Violence and mayhem are linked to criminality and election-rigging. Alarmed foreign investors leave the Delta in droves. State governors then try to pay off and accommodate militants and gang leaders, the most intransigent of whom are detained (as was Asari in 2005; he was released in June 2007). The removal of the most aggressive militants calms investors and oil companies, and persuades other gang leaders to limit their aggression to an acceptable level – while remaining on hand for election-fixing and, probably, sharing illicit revenue with Delta politicians.
Each time, the ‘acceptable’ level of violence rises and overall security moves nearer to breakdown. Paying off and rewarding bunkering and armed violence attracts yet more politico-criminal gangsters to the business. This time, the attempt to co-opt Tompolo failed and his revenue from oil bunkering is squeezed by low prices. His base in Gbaramatu is to be destroyed, and he is to be hung out to dry by his former allies.
On 11 April, the daily Vanguard published a leaked list of militant leaders believed to be on a federal government amnesty list. Tompolo was not on it. The attacks seem designed to humiliate him and make it impossible for him to regain his earlier position, thanks to coordination between state and federal governments, and the JTF. A similar manoeuvre failed with Asari and led to the formation of MEND. If Tompolo is removed, who will take his place? Will his MEND brethren stay loyal, now his friends in politics have abandoned him?

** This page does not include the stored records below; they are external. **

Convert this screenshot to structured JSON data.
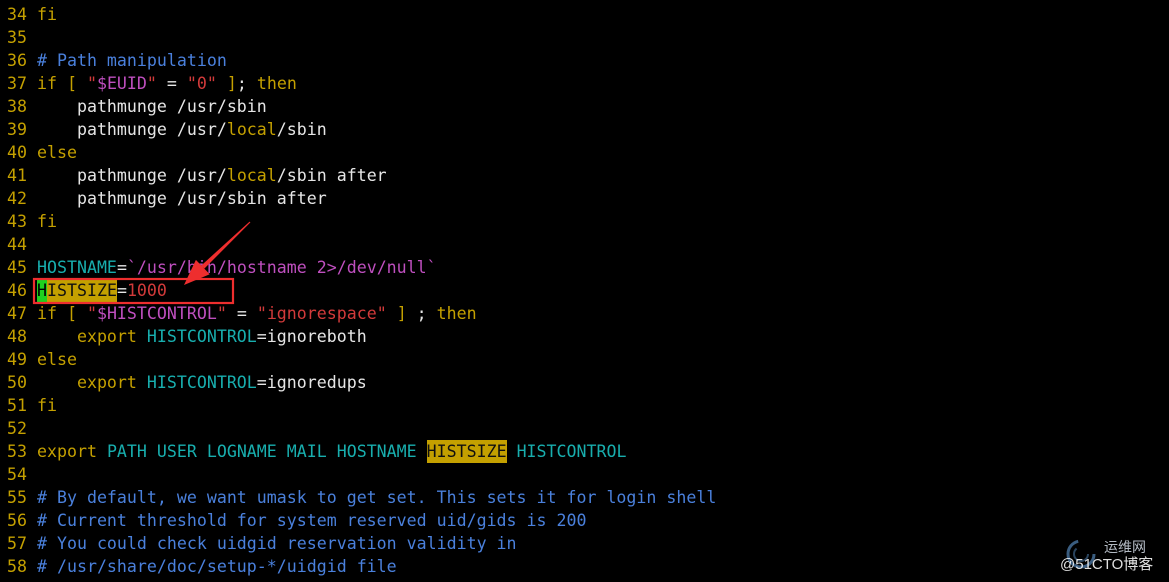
{
  "colors": {
    "background": "#000000",
    "line_number": "#c4a000",
    "annotation": "#ee2e2e",
    "watermark_logo": "#6aaaea"
  },
  "editor": {
    "lines": [
      {
        "num": "34",
        "tokens": [
          {
            "text": "fi",
            "fg": "#c4a000"
          }
        ]
      },
      {
        "num": "35",
        "tokens": []
      },
      {
        "num": "36",
        "tokens": [
          {
            "text": "# Path manipulation",
            "fg": "#4a80dc"
          }
        ]
      },
      {
        "num": "37",
        "tokens": [
          {
            "text": "if [ ",
            "fg": "#c4a000"
          },
          {
            "text": "\"",
            "fg": "#d23a3a"
          },
          {
            "text": "$EUID",
            "fg": "#bf4fbf"
          },
          {
            "text": "\"",
            "fg": "#d23a3a"
          },
          {
            "text": " = ",
            "fg": "#e6e6e6"
          },
          {
            "text": "\"0\"",
            "fg": "#d23a3a"
          },
          {
            "text": " ]",
            "fg": "#c4a000"
          },
          {
            "text": "; ",
            "fg": "#e6e6e6"
          },
          {
            "text": "then",
            "fg": "#c4a000"
          }
        ]
      },
      {
        "num": "38",
        "tokens": [
          {
            "text": "    pathmunge /usr/sbin",
            "fg": "#e6e6e6"
          }
        ]
      },
      {
        "num": "39",
        "tokens": [
          {
            "text": "    pathmunge /usr/",
            "fg": "#e6e6e6"
          },
          {
            "text": "local",
            "fg": "#c4a000"
          },
          {
            "text": "/sbin",
            "fg": "#e6e6e6"
          }
        ]
      },
      {
        "num": "40",
        "tokens": [
          {
            "text": "else",
            "fg": "#c4a000"
          }
        ]
      },
      {
        "num": "41",
        "tokens": [
          {
            "text": "    pathmunge /usr/",
            "fg": "#e6e6e6"
          },
          {
            "text": "local",
            "fg": "#c4a000"
          },
          {
            "text": "/sbin after",
            "fg": "#e6e6e6"
          }
        ]
      },
      {
        "num": "42",
        "tokens": [
          {
            "text": "    pathmunge /usr/sbin after",
            "fg": "#e6e6e6"
          }
        ]
      },
      {
        "num": "43",
        "tokens": [
          {
            "text": "fi",
            "fg": "#c4a000"
          }
        ]
      },
      {
        "num": "44",
        "tokens": []
      },
      {
        "num": "45",
        "tokens": [
          {
            "text": "HOSTNAME",
            "fg": "#18aeae"
          },
          {
            "text": "=",
            "fg": "#e6e6e6"
          },
          {
            "text": "`/usr/bin/hostname 2>/dev/null`",
            "fg": "#bf4fbf"
          }
        ]
      },
      {
        "num": "46",
        "tokens": [
          {
            "text": "H",
            "fg": "#000000",
            "bg": "#1fd11f",
            "cursor": true
          },
          {
            "text": "ISTSIZE",
            "fg": "#101010",
            "bg": "#c4a000",
            "match": true
          },
          {
            "text": "=",
            "fg": "#e6e6e6"
          },
          {
            "text": "1000",
            "fg": "#d23a3a"
          }
        ]
      },
      {
        "num": "47",
        "tokens": [
          {
            "text": "if [ ",
            "fg": "#c4a000"
          },
          {
            "text": "\"",
            "fg": "#d23a3a"
          },
          {
            "text": "$HISTCONTROL",
            "fg": "#bf4fbf"
          },
          {
            "text": "\"",
            "fg": "#d23a3a"
          },
          {
            "text": " = ",
            "fg": "#e6e6e6"
          },
          {
            "text": "\"ignorespace\"",
            "fg": "#d23a3a"
          },
          {
            "text": " ]",
            "fg": "#c4a000"
          },
          {
            "text": " ; ",
            "fg": "#e6e6e6"
          },
          {
            "text": "then",
            "fg": "#c4a000"
          }
        ]
      },
      {
        "num": "48",
        "tokens": [
          {
            "text": "    export",
            "fg": "#c4a000"
          },
          {
            "text": " HISTCONTROL",
            "fg": "#18aeae"
          },
          {
            "text": "=ignoreboth",
            "fg": "#e6e6e6"
          }
        ]
      },
      {
        "num": "49",
        "tokens": [
          {
            "text": "else",
            "fg": "#c4a000"
          }
        ]
      },
      {
        "num": "50",
        "tokens": [
          {
            "text": "    export",
            "fg": "#c4a000"
          },
          {
            "text": " HISTCONTROL",
            "fg": "#18aeae"
          },
          {
            "text": "=ignoredups",
            "fg": "#e6e6e6"
          }
        ]
      },
      {
        "num": "51",
        "tokens": [
          {
            "text": "fi",
            "fg": "#c4a000"
          }
        ]
      },
      {
        "num": "52",
        "tokens": []
      },
      {
        "num": "53",
        "tokens": [
          {
            "text": "export",
            "fg": "#c4a000"
          },
          {
            "text": " PATH USER LOGNAME MAIL HOSTNAME ",
            "fg": "#18aeae"
          },
          {
            "text": "HISTSIZE",
            "fg": "#101010",
            "bg": "#c4a000",
            "match": true
          },
          {
            "text": " HISTCONTROL",
            "fg": "#18aeae"
          }
        ]
      },
      {
        "num": "54",
        "tokens": []
      },
      {
        "num": "55",
        "tokens": [
          {
            "text": "# By default, we want umask to get set. This sets it for login shell",
            "fg": "#4a80dc"
          }
        ]
      },
      {
        "num": "56",
        "tokens": [
          {
            "text": "# Current threshold for system reserved uid/gids is 200",
            "fg": "#4a80dc"
          }
        ]
      },
      {
        "num": "57",
        "tokens": [
          {
            "text": "# You could check uidgid reservation validity in",
            "fg": "#4a80dc"
          }
        ]
      },
      {
        "num": "58",
        "tokens": [
          {
            "text": "# /usr/share/doc/setup-*/uidgid file",
            "fg": "#4a80dc"
          }
        ]
      }
    ]
  },
  "watermark": {
    "site": "运维网",
    "brand": "@51CTO博客"
  }
}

Much depends on whether the JTF pursues other militant leaders as vigorously and on the reaction of the loose-knit MEND leadership. It is possible that those on the leaked amnesty list will accept that MEND is formally disbanded, with control of Escravos handed to state politicians and a permanent military presence (including control of illicit revenue). Continued criminal operations would be tolerated, if better security allowed the oil industry contractors back.
The two most active gang leaders linked to MEND in the Eastern Delta are Ateke Tom and Soboma George. They present the army with fluid targets and complex relationships between communities, militants and criminals. Wholesale attacks on regions where militants are thought to train could cause huge displaced populations and other humanitarian issues. Delta-watchers fear that the hardcore MEND commanders would see this as the real showdown and counterattack the federal authorities.

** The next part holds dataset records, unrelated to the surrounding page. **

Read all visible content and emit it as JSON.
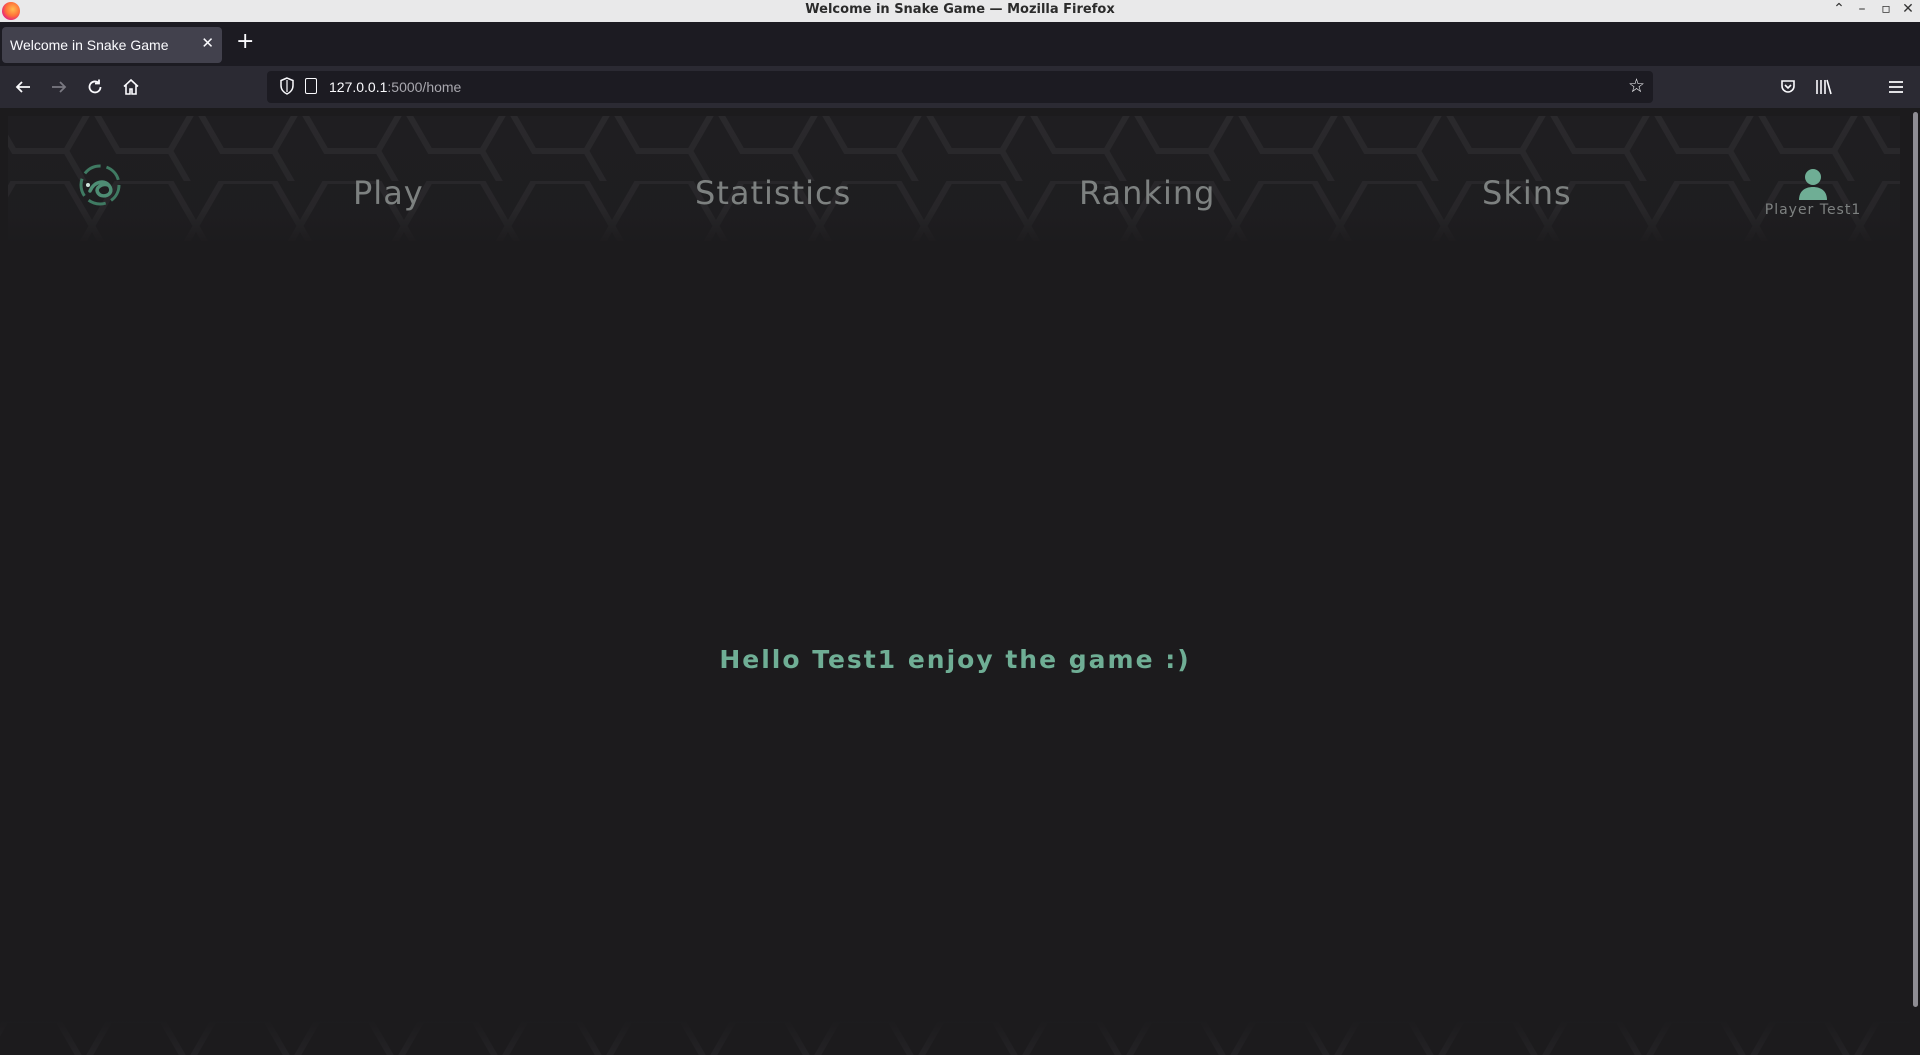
{
  "window": {
    "title": "Welcome in Snake Game — Mozilla Firefox"
  },
  "tabs": [
    {
      "title": "Welcome in Snake Game"
    }
  ],
  "urlbar": {
    "host": "127.0.0.1",
    "path": ":5000/home"
  },
  "site": {
    "nav": {
      "play": "Play",
      "statistics": "Statistics",
      "ranking": "Ranking",
      "skins": "Skins"
    },
    "user": {
      "name": "Player Test1"
    },
    "greeting": "Hello Test1 enjoy the game :)"
  },
  "colors": {
    "accent": "#6fae95",
    "nav_text": "#7d8180",
    "background": "#1c1b1d"
  },
  "icons": {
    "browser": [
      "back-icon",
      "forward-icon",
      "reload-icon",
      "home-icon",
      "shield-icon",
      "page-icon",
      "bookmark-star-icon",
      "pocket-icon",
      "library-icon",
      "extension-icon",
      "menu-icon"
    ],
    "site": [
      "snake-logo-icon",
      "user-icon"
    ]
  }
}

This would precipitate, over months, the scenario foreseen in the 2003 report for Shell by British financial and information company WAC Services Limited: that the oil company would be driven offshore entirely in 2009. In such a conflict, hundreds of complex local disputes (like the succession of chiefs in Gbaramatu) would become enmeshed in fighting between disparate gangs and the army, involving ever greater numbers of federal forces.

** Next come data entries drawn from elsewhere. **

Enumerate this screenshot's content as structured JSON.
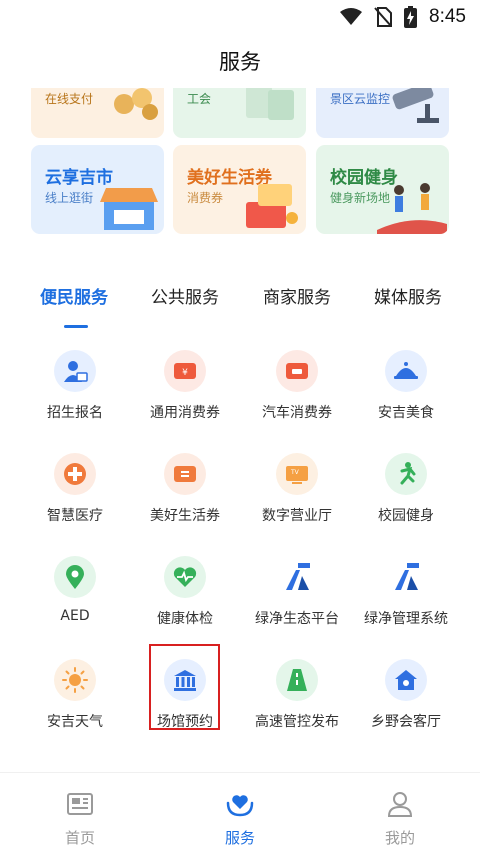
{
  "status_bar": {
    "time": "8:45"
  },
  "header": {
    "title": "服务"
  },
  "banners_top": [
    {
      "sub": "在线支付"
    },
    {
      "sub": "工会"
    },
    {
      "sub": "景区云监控"
    }
  ],
  "banners": [
    {
      "title": "云享吉市",
      "sub": "线上逛街"
    },
    {
      "title": "美好生活券",
      "sub": "消费券"
    },
    {
      "title": "校园健身",
      "sub": "健身新场地"
    }
  ],
  "tabs": [
    {
      "label": "便民服务",
      "active": true
    },
    {
      "label": "公共服务",
      "active": false
    },
    {
      "label": "商家服务",
      "active": false
    },
    {
      "label": "媒体服务",
      "active": false
    }
  ],
  "services": [
    {
      "label": "招生报名",
      "icon": "person-id-icon"
    },
    {
      "label": "通用消费券",
      "icon": "ticket-icon"
    },
    {
      "label": "汽车消费券",
      "icon": "car-ticket-icon"
    },
    {
      "label": "安吉美食",
      "icon": "food-dome-icon"
    },
    {
      "label": "智慧医疗",
      "icon": "medical-cross-icon"
    },
    {
      "label": "美好生活券",
      "icon": "coupon-icon"
    },
    {
      "label": "数字营业厅",
      "icon": "tv-icon"
    },
    {
      "label": "校园健身",
      "icon": "running-icon"
    },
    {
      "label": "AED",
      "icon": "location-pin-icon"
    },
    {
      "label": "健康体检",
      "icon": "heart-pulse-icon"
    },
    {
      "label": "绿净生态平台",
      "icon": "road-logo-icon"
    },
    {
      "label": "绿净管理系统",
      "icon": "road-logo-icon"
    },
    {
      "label": "安吉天气",
      "icon": "sun-icon"
    },
    {
      "label": "场馆预约",
      "icon": "venue-building-icon"
    },
    {
      "label": "高速管控发布",
      "icon": "highway-icon"
    },
    {
      "label": "乡野会客厅",
      "icon": "house-icon"
    }
  ],
  "bottom_nav": [
    {
      "label": "首页",
      "icon": "home-newspaper-icon",
      "active": false
    },
    {
      "label": "服务",
      "icon": "service-heart-icon",
      "active": true
    },
    {
      "label": "我的",
      "icon": "person-icon",
      "active": false
    }
  ],
  "colors": {
    "accent": "#1e6fe0",
    "highlight": "#d82020"
  }
}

The conflict in the Niger Delta could become a struggle for the unity of Nigeria. MEND is not yet calling for that. Its spokesman, Jomo Gbomo has been characteristically vague. ‘Our message to the Northern Sultans and Emirs is this. The period of exploiting the Niger Delta is coming to an end. It is not the birthright of your people to rule the Federal Republic of Nigeria. The war is just beginning and by the time it ends Nigeria will practice true federalism such as fiscal federalism,’ he told journalists by e-mail in May